## Try it
Each record below must be returned exactly, with no line left out.

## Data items
# # # # # # #
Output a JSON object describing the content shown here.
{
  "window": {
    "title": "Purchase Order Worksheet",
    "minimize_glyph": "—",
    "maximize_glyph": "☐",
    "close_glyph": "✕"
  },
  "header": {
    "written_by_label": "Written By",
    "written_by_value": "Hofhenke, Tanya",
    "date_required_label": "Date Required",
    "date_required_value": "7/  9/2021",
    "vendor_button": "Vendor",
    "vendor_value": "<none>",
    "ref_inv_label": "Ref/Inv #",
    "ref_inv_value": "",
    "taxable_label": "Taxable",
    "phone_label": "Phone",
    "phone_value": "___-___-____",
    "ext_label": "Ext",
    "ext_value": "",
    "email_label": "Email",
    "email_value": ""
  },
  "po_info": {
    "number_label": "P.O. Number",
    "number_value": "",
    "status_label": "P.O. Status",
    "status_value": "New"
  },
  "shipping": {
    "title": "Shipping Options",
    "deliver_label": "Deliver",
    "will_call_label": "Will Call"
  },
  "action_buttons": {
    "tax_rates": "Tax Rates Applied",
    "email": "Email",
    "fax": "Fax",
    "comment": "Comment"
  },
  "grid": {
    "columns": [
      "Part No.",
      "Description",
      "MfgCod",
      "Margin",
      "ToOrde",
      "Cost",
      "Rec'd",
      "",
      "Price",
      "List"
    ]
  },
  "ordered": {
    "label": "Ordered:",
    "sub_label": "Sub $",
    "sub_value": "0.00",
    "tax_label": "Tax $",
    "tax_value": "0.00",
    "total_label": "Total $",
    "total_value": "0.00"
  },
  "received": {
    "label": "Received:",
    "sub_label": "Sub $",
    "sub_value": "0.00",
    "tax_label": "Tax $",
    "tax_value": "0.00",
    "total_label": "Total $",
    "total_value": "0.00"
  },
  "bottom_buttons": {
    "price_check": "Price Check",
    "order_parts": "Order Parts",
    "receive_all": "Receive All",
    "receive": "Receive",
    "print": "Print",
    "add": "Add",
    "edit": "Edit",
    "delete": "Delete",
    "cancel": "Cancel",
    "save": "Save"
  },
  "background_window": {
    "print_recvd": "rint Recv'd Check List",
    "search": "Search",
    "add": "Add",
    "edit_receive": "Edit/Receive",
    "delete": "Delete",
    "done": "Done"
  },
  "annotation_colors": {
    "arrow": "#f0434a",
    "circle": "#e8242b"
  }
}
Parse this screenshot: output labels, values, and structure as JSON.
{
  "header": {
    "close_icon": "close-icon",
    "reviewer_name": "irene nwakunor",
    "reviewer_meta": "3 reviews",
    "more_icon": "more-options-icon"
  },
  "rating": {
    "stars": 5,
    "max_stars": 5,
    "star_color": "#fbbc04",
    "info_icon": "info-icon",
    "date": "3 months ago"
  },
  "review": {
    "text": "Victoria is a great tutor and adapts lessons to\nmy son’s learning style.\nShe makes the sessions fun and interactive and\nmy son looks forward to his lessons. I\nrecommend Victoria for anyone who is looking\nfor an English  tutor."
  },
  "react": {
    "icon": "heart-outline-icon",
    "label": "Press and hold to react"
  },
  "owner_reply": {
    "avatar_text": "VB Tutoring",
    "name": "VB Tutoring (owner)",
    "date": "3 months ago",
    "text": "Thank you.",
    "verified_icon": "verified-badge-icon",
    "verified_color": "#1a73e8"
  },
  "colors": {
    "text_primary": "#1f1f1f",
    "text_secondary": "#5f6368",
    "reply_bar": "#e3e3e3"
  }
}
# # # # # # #
## Response area
Output a JSON object describing the content shown here.
{
  "window": {
    "title": "Purchase Order Worksheet",
    "minimize_glyph": "—",
    "maximize_glyph": "☐",
    "close_glyph": "✕"
  },
  "header": {
    "written_by_label": "Written By",
    "written_by_value": "Hofhenke, Tanya",
    "date_required_label": "Date Required",
    "date_required_value": "7/  9/2021",
    "vendor_button": "Vendor",
    "vendor_value": "<none>",
    "ref_inv_label": "Ref/Inv #",
    "ref_inv_value": "",
    "taxable_label": "Taxable",
    "phone_label": "Phone",
    "phone_value": "___-___-____",
    "ext_label": "Ext",
    "ext_value": "",
    "email_label": "Email",
    "email_value": ""
  },
  "po_info": {
    "number_label": "P.O. Number",
    "number_value": "",
    "status_label": "P.O. Status",
    "status_value": "New"
  },
  "shipping": {
    "title": "Shipping Options",
    "deliver_label": "Deliver",
    "will_call_label": "Will Call"
  },
  "action_buttons": {
    "tax_rates": "Tax Rates Applied",
    "email": "Email",
    "fax": "Fax",
    "comment": "Comment"
  },
  "grid": {
    "columns": [
      "Part No.",
      "Description",
      "MfgCod",
      "Margin",
      "ToOrde",
      "Cost",
      "Rec'd",
      "",
      "Price",
      "List"
    ]
  },
  "ordered": {
    "label": "Ordered:",
    "sub_label": "Sub $",
    "sub_value": "0.00",
    "tax_label": "Tax $",
    "tax_value": "0.00",
    "total_label": "Total $",
    "total_value": "0.00"
  },
  "received": {
    "label": "Received:",
    "sub_label": "Sub $",
    "sub_value": "0.00",
    "tax_label": "Tax $",
    "tax_value": "0.00",
    "total_label": "Total $",
    "total_value": "0.00"
  },
  "bottom_buttons": {
    "price_check": "Price Check",
    "order_parts": "Order Parts",
    "receive_all": "Receive All",
    "receive": "Receive",
    "print": "Print",
    "add": "Add",
    "edit": "Edit",
    "delete": "Delete",
    "cancel": "Cancel",
    "save": "Save"
  },
  "background_window": {
    "print_recvd": "rint Recv'd Check List",
    "search": "Search",
    "add": "Add",
    "edit_receive": "Edit/Receive",
    "delete": "Delete",
    "done": "Done"
  },
  "annotation_colors": {
    "arrow": "#f0434a",
    "circle": "#e8242b"
  }
}
Parse this screenshot: output labels, values, and structure as JSON.
{
  "header": {
    "close_icon": "close-icon",
    "reviewer_name": "irene nwakunor",
    "reviewer_meta": "3 reviews",
    "more_icon": "more-options-icon"
  },
  "rating": {
    "stars": 5,
    "max_stars": 5,
    "star_color": "#fbbc04",
    "info_icon": "info-icon",
    "date": "3 months ago"
  },
  "review": {
    "text": "Victoria is a great tutor and adapts lessons to\nmy son’s learning style.\nShe makes the sessions fun and interactive and\nmy son looks forward to his lessons. I\nrecommend Victoria for anyone who is looking\nfor an English  tutor."
  },
  "react": {
    "icon": "heart-outline-icon",
    "label": "Press and hold to react"
  },
  "owner_reply": {
    "avatar_text": "VB Tutoring",
    "name": "VB Tutoring (owner)",
    "date": "3 months ago",
    "text": "Thank you.",
    "verified_icon": "verified-badge-icon",
    "verified_color": "#1a73e8"
  },
  "colors": {
    "text_primary": "#1f1f1f",
    "text_secondary": "#5f6368",
    "reply_bar": "#e3e3e3"
  }
}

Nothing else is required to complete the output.